*** Opening of Listed records ***

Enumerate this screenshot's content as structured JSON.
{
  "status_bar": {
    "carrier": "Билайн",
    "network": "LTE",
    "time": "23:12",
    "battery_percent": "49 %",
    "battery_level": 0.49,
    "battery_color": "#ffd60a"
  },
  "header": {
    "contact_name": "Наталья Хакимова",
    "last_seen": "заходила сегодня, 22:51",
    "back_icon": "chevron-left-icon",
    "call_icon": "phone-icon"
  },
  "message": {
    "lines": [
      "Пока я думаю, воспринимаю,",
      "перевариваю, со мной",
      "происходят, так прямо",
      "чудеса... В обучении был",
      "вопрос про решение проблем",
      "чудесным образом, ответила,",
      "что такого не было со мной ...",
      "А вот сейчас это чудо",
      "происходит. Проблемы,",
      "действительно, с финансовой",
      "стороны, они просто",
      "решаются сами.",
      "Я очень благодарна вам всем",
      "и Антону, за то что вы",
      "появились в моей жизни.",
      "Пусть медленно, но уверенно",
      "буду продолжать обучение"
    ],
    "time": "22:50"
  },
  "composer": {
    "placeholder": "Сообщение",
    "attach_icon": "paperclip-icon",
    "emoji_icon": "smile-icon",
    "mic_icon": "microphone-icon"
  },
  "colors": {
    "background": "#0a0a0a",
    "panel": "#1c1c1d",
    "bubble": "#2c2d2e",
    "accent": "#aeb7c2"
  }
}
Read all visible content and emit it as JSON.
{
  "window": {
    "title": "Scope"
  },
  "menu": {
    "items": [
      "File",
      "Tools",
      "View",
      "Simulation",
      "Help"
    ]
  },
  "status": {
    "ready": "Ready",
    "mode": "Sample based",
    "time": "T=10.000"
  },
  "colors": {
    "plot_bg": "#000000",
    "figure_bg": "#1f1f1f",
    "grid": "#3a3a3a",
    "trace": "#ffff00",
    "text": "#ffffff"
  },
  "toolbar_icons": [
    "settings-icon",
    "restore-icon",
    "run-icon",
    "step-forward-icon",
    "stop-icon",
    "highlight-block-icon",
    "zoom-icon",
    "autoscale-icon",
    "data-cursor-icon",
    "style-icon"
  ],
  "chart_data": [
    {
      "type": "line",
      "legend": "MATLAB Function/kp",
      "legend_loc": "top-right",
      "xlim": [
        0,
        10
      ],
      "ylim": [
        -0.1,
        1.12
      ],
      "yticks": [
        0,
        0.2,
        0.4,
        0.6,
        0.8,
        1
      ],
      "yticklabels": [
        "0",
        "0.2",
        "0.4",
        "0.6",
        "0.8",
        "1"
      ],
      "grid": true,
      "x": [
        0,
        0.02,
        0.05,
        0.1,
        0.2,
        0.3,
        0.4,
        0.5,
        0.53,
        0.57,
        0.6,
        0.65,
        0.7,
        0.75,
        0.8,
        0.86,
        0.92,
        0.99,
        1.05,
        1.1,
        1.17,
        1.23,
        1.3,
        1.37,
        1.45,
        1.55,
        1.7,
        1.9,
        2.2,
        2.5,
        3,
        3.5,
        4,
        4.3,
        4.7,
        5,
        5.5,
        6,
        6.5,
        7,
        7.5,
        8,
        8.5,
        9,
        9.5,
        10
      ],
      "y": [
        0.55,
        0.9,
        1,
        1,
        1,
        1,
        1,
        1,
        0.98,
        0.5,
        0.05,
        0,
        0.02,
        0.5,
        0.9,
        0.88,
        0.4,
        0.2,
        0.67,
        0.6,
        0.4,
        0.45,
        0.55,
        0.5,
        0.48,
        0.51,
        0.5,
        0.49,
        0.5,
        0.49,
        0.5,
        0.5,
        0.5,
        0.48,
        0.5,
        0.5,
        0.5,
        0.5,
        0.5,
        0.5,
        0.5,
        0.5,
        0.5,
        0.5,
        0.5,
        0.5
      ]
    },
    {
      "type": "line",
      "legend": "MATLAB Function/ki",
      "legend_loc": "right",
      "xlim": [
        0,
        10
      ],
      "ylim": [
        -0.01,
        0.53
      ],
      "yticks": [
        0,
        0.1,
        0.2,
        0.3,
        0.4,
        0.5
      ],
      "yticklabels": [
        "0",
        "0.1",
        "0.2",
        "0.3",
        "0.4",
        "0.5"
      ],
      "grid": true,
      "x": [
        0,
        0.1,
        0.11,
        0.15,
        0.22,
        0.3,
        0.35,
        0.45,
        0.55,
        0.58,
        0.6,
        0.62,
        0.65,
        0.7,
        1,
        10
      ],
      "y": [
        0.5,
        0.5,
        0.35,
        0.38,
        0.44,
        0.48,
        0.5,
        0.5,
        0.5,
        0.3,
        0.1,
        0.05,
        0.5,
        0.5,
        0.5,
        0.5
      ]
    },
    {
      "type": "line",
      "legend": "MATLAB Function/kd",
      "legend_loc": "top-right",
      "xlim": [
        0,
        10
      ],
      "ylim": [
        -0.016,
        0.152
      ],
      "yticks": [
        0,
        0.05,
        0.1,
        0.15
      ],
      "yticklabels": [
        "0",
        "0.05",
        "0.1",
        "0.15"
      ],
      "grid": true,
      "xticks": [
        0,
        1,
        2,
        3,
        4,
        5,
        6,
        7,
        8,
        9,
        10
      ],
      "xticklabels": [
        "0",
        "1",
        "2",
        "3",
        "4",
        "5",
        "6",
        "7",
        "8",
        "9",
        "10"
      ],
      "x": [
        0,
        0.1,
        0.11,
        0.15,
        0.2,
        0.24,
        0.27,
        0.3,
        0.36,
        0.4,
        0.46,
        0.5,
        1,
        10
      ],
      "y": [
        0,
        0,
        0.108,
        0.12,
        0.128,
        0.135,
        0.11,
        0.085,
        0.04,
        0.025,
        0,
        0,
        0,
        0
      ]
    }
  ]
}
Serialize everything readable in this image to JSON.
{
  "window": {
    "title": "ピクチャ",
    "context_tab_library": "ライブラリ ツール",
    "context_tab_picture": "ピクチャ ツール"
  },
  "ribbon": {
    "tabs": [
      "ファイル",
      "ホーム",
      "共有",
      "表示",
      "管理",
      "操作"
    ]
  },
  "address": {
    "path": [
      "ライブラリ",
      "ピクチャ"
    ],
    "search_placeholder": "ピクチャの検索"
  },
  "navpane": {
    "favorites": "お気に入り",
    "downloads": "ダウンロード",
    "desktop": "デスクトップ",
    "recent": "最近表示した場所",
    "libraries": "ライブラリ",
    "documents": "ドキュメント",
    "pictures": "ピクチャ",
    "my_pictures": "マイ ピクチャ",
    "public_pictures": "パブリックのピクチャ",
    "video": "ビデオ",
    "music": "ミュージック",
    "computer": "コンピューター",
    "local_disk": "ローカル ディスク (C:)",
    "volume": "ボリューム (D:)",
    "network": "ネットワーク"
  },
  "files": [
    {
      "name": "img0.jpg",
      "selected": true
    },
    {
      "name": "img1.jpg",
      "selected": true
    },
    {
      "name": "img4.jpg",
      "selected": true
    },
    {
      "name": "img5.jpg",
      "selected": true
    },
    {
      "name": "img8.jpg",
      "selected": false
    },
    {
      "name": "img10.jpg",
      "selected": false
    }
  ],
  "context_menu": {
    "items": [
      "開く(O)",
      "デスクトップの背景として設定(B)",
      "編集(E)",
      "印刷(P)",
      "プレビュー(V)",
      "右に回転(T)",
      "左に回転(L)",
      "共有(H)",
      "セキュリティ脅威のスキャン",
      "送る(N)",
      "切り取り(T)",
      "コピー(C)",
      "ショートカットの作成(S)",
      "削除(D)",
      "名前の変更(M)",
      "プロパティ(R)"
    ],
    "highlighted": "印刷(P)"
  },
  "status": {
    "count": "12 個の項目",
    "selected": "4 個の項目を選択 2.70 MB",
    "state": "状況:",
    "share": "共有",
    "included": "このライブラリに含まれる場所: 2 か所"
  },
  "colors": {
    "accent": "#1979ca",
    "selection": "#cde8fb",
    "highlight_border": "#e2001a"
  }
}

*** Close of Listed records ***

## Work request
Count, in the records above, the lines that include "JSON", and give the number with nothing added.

## Task output
3